> [Assigned task]
Take every line from the data that has the word "color" in it.

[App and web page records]
= Beginning of Section =
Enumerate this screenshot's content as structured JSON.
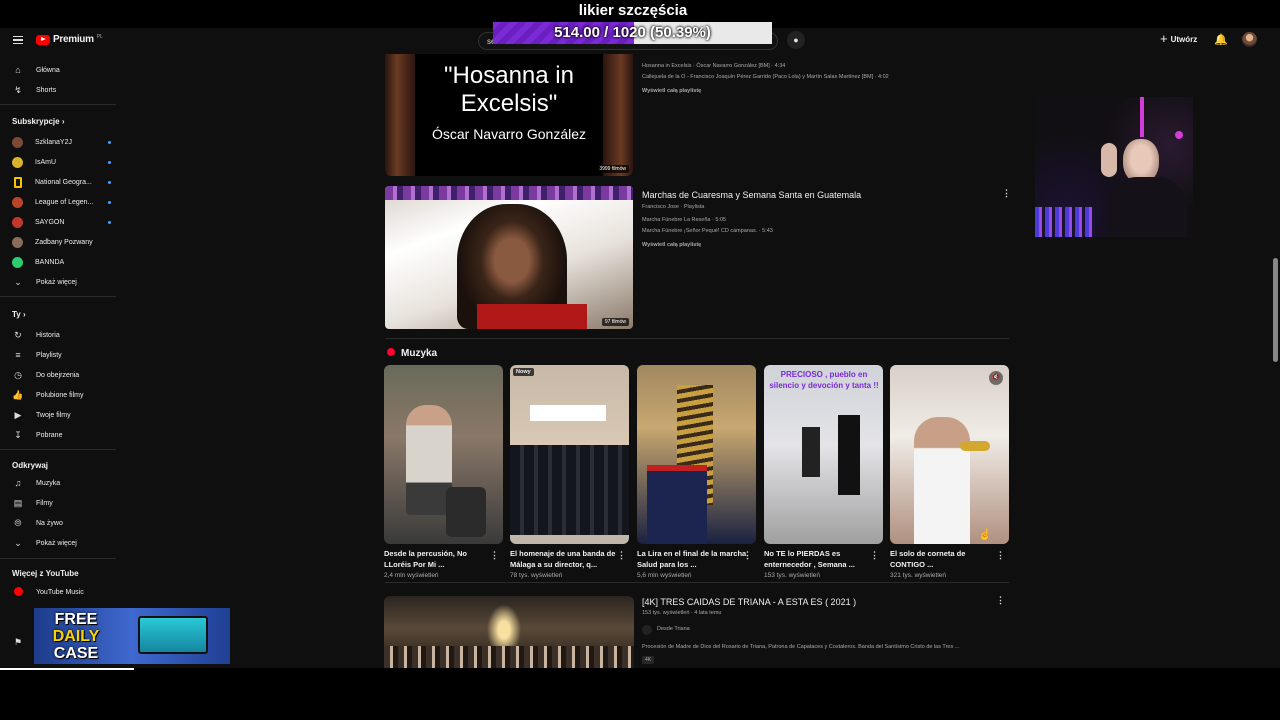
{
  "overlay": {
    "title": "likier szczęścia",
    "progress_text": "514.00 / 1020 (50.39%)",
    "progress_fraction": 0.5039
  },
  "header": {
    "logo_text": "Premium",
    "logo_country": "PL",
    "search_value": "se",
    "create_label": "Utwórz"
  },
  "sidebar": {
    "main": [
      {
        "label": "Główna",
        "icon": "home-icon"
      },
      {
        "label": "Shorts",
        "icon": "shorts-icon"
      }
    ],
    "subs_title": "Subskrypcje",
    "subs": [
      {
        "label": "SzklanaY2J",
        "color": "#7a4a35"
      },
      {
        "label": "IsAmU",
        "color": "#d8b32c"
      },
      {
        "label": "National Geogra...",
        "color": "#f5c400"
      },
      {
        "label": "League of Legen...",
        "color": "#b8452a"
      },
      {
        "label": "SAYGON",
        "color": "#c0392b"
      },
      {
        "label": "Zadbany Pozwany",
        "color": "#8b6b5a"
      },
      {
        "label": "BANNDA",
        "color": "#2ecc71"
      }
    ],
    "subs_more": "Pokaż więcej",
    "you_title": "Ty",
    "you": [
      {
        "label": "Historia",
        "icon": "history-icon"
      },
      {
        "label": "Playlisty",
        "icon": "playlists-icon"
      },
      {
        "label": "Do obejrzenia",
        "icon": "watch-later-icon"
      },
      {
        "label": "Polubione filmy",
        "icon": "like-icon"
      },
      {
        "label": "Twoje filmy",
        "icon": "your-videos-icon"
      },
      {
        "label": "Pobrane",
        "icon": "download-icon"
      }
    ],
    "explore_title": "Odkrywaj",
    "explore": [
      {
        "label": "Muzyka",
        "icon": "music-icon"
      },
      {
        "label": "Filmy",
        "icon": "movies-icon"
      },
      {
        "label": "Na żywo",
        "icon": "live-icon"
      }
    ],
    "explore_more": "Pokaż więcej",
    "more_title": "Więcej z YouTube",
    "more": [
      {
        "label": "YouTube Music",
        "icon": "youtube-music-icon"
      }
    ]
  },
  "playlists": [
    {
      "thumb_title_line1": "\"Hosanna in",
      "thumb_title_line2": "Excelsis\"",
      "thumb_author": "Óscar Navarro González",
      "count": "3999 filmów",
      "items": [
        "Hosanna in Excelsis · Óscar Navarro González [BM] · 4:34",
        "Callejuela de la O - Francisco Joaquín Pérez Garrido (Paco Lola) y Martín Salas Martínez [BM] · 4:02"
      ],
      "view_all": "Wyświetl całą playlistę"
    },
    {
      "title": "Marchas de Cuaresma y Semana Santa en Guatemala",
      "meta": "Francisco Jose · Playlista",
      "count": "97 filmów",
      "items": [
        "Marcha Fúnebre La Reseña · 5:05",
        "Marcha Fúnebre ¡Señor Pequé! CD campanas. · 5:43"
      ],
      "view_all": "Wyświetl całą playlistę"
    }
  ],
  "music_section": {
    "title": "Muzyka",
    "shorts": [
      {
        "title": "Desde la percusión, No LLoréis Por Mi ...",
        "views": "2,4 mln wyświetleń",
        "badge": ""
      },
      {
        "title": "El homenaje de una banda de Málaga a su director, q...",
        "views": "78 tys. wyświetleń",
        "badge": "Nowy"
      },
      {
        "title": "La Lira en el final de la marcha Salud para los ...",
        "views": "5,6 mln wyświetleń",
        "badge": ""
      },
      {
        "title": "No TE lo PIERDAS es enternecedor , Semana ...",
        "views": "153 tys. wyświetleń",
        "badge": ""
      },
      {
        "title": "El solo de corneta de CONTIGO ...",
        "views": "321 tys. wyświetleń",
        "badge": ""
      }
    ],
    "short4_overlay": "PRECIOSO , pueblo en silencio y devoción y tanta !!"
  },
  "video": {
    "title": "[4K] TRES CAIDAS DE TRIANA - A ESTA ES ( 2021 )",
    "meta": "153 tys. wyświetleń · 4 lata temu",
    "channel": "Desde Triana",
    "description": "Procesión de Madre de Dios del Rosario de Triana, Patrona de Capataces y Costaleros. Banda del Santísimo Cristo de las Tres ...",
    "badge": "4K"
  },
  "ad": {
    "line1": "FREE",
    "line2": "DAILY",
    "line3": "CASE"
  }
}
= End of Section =
> [Solution to the exercise]
        "color": "#7a4a35"
        "color": "#d8b32c"
        "color": "#f5c400"
        "color": "#b8452a"
        "color": "#c0392b"
        "color": "#8b6b5a"
        "color": "#2ecc71"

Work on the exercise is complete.